Each record must be returned exactly, apart from the pictures, which stay out.

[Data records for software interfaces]
========================

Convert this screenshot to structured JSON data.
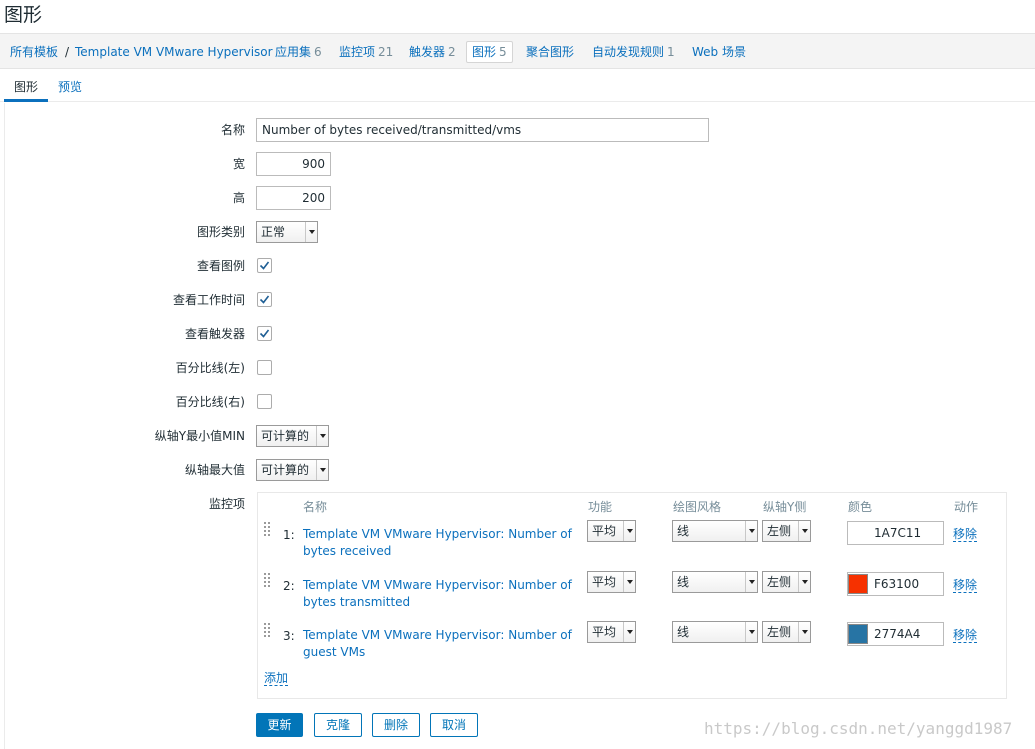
{
  "page": {
    "title": "图形"
  },
  "breadcrumb": {
    "all_templates": "所有模板",
    "separator": "/",
    "template": "Template VM VMware Hypervisor",
    "applications": {
      "label": "应用集",
      "count": "6"
    },
    "items": {
      "label": "监控项",
      "count": "21"
    },
    "triggers": {
      "label": "触发器",
      "count": "2"
    },
    "graphs": {
      "label": "图形",
      "count": "5"
    },
    "screens": {
      "label": "聚合图形"
    },
    "discovery": {
      "label": "自动发现规则",
      "count": "1"
    },
    "web": {
      "label": "Web 场景"
    }
  },
  "tabs": {
    "graph": "图形",
    "preview": "预览"
  },
  "form": {
    "name_label": "名称",
    "name_value": "Number of bytes received/transmitted/vms",
    "width_label": "宽",
    "width_value": "900",
    "height_label": "高",
    "height_value": "200",
    "type_label": "图形类别",
    "type_value": "正常",
    "show_legend_label": "查看图例",
    "show_legend": true,
    "show_worktime_label": "查看工作时间",
    "show_worktime": true,
    "show_triggers_label": "查看触发器",
    "show_triggers": true,
    "percentile_left_label": "百分比线(左)",
    "percentile_left": false,
    "percentile_right_label": "百分比线(右)",
    "percentile_right": false,
    "ymin_label": "纵轴Y最小值MIN",
    "ymin_value": "可计算的",
    "ymax_label": "纵轴最大值",
    "ymax_value": "可计算的",
    "items_label": "监控项"
  },
  "items_table": {
    "headers": {
      "name": "名称",
      "function": "功能",
      "draw_style": "绘图风格",
      "y_axis_side": "纵轴Y侧",
      "color": "颜色",
      "action": "动作"
    },
    "rows": [
      {
        "num": "1:",
        "name": "Template VM VMware Hypervisor: Number of bytes received",
        "function": "平均",
        "draw_style": "线",
        "y_axis_side": "左侧",
        "color": "1A7C11",
        "color_hex": "#1A7C11",
        "action": "移除"
      },
      {
        "num": "2:",
        "name": "Template VM VMware Hypervisor: Number of bytes transmitted",
        "function": "平均",
        "draw_style": "线",
        "y_axis_side": "左侧",
        "color": "F63100",
        "color_hex": "#F63100",
        "action": "移除"
      },
      {
        "num": "3:",
        "name": "Template VM VMware Hypervisor: Number of guest VMs",
        "function": "平均",
        "draw_style": "线",
        "y_axis_side": "左侧",
        "color": "2774A4",
        "color_hex": "#2774A4",
        "action": "移除"
      }
    ],
    "add_label": "添加"
  },
  "buttons": {
    "update": "更新",
    "clone": "克隆",
    "delete": "删除",
    "cancel": "取消"
  },
  "watermark": "https://blog.csdn.net/yanggd1987",
  "colors": {
    "link": "#0b70bd",
    "primary": "#0275b8",
    "text": "#1f2c33",
    "muted": "#768d99"
  }
}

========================

**The completed task**
Convert this screenshot to structured JSON data.
{
  "page": {
    "title": "图形"
  },
  "breadcrumb": {
    "all_templates": "所有模板",
    "separator": "/",
    "template": "Template VM VMware Hypervisor",
    "applications": {
      "label": "应用集",
      "count": "6"
    },
    "items": {
      "label": "监控项",
      "count": "21"
    },
    "triggers": {
      "label": "触发器",
      "count": "2"
    },
    "graphs": {
      "label": "图形",
      "count": "5"
    },
    "screens": {
      "label": "聚合图形"
    },
    "discovery": {
      "label": "自动发现规则",
      "count": "1"
    },
    "web": {
      "label": "Web 场景"
    }
  },
  "tabs": {
    "graph": "图形",
    "preview": "预览"
  },
  "form": {
    "name_label": "名称",
    "name_value": "Number of bytes received/transmitted/vms",
    "width_label": "宽",
    "width_value": "900",
    "height_label": "高",
    "height_value": "200",
    "type_label": "图形类别",
    "type_value": "正常",
    "show_legend_label": "查看图例",
    "show_legend": true,
    "show_worktime_label": "查看工作时间",
    "show_worktime": true,
    "show_triggers_label": "查看触发器",
    "show_triggers": true,
    "percentile_left_label": "百分比线(左)",
    "percentile_left": false,
    "percentile_right_label": "百分比线(右)",
    "percentile_right": false,
    "ymin_label": "纵轴Y最小值MIN",
    "ymin_value": "可计算的",
    "ymax_label": "纵轴最大值",
    "ymax_value": "可计算的",
    "items_label": "监控项"
  },
  "items_table": {
    "headers": {
      "name": "名称",
      "function": "功能",
      "draw_style": "绘图风格",
      "y_axis_side": "纵轴Y侧",
      "color": "颜色",
      "action": "动作"
    },
    "rows": [
      {
        "num": "1:",
        "name": "Template VM VMware Hypervisor: Number of bytes received",
        "function": "平均",
        "draw_style": "线",
        "y_axis_side": "左侧",
        "color": "1A7C11",
        "color_hex": "#1A7C11",
        "action": "移除"
      },
      {
        "num": "2:",
        "name": "Template VM VMware Hypervisor: Number of bytes transmitted",
        "function": "平均",
        "draw_style": "线",
        "y_axis_side": "左侧",
        "color": "F63100",
        "color_hex": "#F63100",
        "action": "移除"
      },
      {
        "num": "3:",
        "name": "Template VM VMware Hypervisor: Number of guest VMs",
        "function": "平均",
        "draw_style": "线",
        "y_axis_side": "左侧",
        "color": "2774A4",
        "color_hex": "#2774A4",
        "action": "移除"
      }
    ],
    "add_label": "添加"
  },
  "buttons": {
    "update": "更新",
    "clone": "克隆",
    "delete": "删除",
    "cancel": "取消"
  },
  "watermark": "https://blog.csdn.net/yanggd1987",
  "colors": {
    "link": "#0b70bd",
    "primary": "#0275b8",
    "text": "#1f2c33",
    "muted": "#768d99"
  }
}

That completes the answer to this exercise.